**Work task**
Pick out every line in the data below that holds "Security".

(Information provided Opens)

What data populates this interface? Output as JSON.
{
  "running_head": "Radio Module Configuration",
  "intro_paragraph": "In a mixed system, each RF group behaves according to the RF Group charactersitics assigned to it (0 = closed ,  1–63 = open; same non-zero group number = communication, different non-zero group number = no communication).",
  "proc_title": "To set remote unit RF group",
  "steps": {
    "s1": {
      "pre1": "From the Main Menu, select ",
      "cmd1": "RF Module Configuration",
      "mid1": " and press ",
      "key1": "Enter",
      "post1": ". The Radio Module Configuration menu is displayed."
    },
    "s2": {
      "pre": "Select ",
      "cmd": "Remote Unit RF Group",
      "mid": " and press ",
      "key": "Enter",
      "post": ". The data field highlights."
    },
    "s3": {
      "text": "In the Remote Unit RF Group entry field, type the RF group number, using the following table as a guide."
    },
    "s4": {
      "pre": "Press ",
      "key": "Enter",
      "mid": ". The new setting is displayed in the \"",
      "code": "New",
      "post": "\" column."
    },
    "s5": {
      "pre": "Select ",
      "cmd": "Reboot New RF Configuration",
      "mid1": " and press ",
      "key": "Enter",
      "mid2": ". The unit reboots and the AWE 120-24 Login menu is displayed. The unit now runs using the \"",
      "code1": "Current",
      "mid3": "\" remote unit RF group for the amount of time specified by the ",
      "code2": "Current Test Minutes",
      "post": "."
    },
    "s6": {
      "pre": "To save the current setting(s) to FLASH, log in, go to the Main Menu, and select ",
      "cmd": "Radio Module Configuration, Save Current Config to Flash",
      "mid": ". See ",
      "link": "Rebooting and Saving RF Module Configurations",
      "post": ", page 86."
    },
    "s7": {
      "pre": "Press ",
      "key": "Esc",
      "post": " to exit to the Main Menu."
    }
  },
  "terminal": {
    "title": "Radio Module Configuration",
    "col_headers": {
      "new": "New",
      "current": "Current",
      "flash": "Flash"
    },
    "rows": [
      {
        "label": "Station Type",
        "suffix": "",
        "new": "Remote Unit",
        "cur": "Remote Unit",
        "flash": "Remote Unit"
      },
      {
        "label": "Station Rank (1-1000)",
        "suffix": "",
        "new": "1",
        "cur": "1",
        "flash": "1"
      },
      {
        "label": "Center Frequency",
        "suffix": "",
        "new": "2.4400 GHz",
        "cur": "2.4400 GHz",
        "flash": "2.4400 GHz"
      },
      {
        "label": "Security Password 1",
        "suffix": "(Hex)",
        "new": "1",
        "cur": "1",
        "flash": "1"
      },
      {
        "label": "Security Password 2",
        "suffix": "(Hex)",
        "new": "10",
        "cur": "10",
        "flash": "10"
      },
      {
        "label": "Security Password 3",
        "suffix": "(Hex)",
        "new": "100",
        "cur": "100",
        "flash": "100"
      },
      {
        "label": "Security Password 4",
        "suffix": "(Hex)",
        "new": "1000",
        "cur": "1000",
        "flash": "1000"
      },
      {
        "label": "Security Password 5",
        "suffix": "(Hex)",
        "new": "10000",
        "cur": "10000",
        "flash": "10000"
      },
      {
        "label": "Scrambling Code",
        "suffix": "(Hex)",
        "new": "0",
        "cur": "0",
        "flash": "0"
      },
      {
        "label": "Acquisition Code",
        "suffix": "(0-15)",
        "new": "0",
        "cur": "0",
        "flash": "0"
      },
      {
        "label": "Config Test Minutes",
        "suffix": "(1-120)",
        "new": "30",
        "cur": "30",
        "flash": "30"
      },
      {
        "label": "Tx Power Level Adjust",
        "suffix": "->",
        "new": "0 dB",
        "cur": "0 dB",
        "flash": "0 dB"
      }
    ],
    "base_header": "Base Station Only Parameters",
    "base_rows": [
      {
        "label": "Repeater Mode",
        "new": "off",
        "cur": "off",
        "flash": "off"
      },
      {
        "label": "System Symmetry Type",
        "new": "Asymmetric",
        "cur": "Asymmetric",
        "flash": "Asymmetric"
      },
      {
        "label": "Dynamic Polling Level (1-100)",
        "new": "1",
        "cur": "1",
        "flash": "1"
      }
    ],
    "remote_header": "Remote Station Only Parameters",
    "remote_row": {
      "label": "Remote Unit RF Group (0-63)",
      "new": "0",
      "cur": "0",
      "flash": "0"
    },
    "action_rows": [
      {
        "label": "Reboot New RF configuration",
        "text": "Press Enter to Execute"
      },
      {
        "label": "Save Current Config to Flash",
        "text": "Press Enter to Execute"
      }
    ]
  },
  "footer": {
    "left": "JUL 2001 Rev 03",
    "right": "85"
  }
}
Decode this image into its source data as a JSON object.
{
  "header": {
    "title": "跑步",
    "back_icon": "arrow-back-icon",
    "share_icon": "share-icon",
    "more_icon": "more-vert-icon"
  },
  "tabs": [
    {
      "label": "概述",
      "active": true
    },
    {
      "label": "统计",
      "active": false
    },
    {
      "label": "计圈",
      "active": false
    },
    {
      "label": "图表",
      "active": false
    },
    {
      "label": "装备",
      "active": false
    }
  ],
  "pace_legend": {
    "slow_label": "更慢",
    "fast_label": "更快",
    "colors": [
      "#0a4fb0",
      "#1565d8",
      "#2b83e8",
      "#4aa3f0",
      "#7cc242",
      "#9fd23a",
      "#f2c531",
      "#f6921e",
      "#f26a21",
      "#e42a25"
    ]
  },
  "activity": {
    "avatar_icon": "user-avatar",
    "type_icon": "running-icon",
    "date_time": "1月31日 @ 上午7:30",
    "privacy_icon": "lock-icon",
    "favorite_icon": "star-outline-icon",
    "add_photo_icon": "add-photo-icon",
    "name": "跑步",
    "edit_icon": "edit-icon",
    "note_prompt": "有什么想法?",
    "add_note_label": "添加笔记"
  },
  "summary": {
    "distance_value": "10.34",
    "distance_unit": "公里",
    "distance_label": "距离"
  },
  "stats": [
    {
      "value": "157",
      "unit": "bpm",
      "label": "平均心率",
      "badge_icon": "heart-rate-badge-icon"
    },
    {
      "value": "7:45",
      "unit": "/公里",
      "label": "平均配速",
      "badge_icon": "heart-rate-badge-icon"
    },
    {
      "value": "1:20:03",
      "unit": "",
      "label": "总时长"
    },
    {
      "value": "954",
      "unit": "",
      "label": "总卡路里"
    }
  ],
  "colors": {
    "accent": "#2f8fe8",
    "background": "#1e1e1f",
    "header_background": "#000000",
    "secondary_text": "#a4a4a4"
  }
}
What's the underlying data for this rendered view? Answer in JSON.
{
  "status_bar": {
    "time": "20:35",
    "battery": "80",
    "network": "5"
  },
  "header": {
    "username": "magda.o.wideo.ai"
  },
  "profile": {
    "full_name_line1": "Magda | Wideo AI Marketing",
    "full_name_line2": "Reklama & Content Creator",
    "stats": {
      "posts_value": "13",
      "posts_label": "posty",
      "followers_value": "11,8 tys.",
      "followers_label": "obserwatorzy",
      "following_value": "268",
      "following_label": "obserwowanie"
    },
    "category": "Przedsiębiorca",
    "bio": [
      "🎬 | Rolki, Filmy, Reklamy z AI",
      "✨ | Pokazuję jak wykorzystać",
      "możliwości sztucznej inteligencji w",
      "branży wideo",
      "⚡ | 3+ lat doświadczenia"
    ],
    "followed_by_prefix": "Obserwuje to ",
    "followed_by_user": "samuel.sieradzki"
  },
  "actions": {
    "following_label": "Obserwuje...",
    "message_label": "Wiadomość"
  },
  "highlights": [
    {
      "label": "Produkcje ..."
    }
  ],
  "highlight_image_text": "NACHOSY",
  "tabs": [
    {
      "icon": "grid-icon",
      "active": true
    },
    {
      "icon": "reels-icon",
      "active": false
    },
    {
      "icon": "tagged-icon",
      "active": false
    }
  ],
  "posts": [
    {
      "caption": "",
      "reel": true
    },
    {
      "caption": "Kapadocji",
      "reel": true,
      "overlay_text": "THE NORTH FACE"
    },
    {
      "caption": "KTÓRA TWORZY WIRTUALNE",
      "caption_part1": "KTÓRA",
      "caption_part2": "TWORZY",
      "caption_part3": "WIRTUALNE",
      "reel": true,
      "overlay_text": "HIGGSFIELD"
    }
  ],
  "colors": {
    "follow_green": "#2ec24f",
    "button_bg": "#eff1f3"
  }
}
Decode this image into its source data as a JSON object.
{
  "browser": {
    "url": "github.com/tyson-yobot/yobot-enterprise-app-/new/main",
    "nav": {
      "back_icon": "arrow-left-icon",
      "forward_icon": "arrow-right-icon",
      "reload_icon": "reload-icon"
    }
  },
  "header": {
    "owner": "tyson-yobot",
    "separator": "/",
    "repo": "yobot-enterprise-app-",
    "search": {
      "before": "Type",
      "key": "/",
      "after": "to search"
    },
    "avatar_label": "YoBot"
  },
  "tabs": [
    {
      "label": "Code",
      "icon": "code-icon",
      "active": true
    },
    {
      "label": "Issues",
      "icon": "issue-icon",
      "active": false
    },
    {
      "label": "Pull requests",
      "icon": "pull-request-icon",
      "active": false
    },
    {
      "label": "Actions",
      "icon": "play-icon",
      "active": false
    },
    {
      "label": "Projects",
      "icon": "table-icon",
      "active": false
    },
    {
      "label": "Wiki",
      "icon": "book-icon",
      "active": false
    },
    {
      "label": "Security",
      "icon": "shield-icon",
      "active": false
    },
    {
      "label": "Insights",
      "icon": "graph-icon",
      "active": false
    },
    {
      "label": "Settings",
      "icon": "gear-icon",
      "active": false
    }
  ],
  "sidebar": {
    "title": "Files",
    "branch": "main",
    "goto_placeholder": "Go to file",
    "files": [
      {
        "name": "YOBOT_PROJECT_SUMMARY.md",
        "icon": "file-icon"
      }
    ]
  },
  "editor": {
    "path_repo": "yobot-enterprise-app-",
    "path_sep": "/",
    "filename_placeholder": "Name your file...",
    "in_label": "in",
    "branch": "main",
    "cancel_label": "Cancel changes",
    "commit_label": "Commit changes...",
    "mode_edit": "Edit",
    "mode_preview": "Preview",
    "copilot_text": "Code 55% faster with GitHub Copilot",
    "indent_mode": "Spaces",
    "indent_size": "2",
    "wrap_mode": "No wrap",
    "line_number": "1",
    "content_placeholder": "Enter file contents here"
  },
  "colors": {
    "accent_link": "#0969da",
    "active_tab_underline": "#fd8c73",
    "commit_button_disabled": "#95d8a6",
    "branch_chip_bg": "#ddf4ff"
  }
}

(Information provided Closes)

**Answer space**
        "label": "Security Password 1",
        "label": "Security Password 2",
        "label": "Security Password 3",
        "label": "Security Password 4",
        "label": "Security Password 5",
      "label": "Security",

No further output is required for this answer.